Inside the Envelope - Vogue S-4007 and Reissue Vogue 2239
Part Two: The Pattern Pieces
Before we look at the pattern pieces, I got an interesting comment from Vicki regarding yesterday's post that I'd like to comment on. She said, "The ladies on the later pattern have better posture and seem to be a bit more muscular too!" Naturally, I had to go back and take a look. Here's my take on this - each envelope reflects the trend of the time for the female form. When the older pattern was produced, very early 1950's, the sloped shoulders and softer form was more popular. The sloping shoulders was part of the New Look introduced by Dior in the late 40's. The newer pattern shows a much thinner upper body. You can see the collar bones and shoulder blades clearly in the new artwork. The upper body looks more like what you'd see on a model today.
The first thing to note about the pattern pieces is that the original (S-4007) was manufactured before the pattern pieces had printing on them.
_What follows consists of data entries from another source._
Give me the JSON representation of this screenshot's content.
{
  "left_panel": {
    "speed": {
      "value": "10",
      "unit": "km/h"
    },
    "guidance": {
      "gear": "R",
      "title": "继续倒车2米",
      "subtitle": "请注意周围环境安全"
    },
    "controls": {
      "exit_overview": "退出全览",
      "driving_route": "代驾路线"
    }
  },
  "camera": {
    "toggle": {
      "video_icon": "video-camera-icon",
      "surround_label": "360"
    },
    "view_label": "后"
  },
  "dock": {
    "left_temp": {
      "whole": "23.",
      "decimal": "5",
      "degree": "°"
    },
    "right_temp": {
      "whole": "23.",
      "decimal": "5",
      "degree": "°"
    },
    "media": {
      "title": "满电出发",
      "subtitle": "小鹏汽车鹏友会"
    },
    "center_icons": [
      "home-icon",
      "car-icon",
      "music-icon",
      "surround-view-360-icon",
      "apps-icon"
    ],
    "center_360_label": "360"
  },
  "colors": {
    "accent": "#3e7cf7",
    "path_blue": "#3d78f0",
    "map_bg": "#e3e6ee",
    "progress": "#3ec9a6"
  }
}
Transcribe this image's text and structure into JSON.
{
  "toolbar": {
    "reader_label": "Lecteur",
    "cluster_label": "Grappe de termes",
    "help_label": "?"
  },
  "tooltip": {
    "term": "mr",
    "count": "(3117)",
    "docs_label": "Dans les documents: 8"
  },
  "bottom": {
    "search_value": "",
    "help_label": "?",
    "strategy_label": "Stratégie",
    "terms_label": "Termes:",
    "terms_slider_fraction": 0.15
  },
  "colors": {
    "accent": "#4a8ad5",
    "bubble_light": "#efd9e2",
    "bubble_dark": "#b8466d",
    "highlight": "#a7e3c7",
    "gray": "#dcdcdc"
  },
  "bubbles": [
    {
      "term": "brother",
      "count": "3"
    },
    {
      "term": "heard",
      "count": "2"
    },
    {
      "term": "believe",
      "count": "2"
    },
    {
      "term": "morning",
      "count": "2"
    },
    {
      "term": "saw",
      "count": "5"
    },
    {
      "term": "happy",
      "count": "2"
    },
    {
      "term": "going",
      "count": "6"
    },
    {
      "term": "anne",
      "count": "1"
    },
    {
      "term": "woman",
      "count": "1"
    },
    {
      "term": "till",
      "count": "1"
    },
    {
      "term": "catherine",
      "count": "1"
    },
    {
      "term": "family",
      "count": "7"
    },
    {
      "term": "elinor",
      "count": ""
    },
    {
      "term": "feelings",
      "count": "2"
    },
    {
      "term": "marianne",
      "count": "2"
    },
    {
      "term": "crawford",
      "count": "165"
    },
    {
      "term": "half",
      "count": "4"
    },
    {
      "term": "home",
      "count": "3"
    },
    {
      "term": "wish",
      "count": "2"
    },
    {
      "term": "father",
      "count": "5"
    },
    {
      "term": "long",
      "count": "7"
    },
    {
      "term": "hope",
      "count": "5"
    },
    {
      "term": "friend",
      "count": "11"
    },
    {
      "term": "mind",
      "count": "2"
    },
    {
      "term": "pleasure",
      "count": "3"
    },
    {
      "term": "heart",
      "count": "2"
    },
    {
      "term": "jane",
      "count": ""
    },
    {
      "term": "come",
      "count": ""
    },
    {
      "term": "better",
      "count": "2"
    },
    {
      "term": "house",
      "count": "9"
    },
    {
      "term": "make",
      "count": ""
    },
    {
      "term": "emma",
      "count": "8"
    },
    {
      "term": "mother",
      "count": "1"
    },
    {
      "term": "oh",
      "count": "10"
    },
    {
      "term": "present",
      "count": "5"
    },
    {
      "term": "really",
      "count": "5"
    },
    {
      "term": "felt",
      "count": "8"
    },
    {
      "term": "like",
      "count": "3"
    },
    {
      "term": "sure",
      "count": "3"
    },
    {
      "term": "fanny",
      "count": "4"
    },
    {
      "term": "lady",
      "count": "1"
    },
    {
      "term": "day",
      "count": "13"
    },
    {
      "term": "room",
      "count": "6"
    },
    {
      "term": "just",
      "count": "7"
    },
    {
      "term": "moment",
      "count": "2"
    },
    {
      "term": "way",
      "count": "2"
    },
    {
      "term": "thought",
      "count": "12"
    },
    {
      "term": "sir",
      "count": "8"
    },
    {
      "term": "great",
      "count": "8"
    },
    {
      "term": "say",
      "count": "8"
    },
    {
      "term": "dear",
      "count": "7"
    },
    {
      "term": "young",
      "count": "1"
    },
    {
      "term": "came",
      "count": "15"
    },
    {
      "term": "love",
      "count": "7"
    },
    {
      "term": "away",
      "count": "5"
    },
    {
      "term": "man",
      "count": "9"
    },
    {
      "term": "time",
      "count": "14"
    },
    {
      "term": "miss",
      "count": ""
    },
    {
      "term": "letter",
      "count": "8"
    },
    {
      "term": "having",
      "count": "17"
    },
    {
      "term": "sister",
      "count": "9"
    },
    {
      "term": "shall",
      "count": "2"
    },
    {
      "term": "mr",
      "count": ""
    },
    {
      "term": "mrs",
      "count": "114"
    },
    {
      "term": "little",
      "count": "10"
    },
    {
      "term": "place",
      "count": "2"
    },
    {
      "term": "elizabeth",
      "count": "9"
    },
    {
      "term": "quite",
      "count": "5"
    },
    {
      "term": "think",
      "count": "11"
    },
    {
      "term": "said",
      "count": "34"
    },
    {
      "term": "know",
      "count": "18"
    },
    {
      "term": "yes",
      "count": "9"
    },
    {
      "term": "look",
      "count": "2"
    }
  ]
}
This makes the pieces a bit harder to compare. Fortunately, both patterns are the same size, a bust 34.
Look at this - the pattern pieces are just about the same! They are the same dimensions, the only difference is a slight change in dart placement for all three darts. You can see this in the second photo below where I point out the end of the side bust dart - you can see where the new one ends through the tissue of the old one. The other darts are shifted over about 1/4" or so between the versions.
The skirts are just about the same too, with two exceptions. That the older version is a bit longer than the new version. The new skirt pieces come in two sections which must be cut out and taped together, while the old pieces are one large piece of pattern tissue. The skirt back is shown in the first photo, and the skirt front in the second photo.
The other two pieces that the patterns have in common, the bodice band and belt, are exactly the same.
Overall I think this Vogue reissue is much better than the Simplicity jumper original and reissue that I compared a while ago (there were actually three posts for that one; the link is for the first one). The directions are pretty much the same and so are the pattern pieces. That's actually a good thing, if you're looking to buy a pattern that is exactly or pretty close to the original with minimal modifications. Vintage patterns can be expensive, especially the evening gowns. Saving money and getting pretty close to the original pattern isn't a bad thing.
Parting Shot: Last SWAP fabric. I got my last SWAP fabric in the mail from Spandex House. This won't be made up for a few weeks, but look for the white skirt on Monday!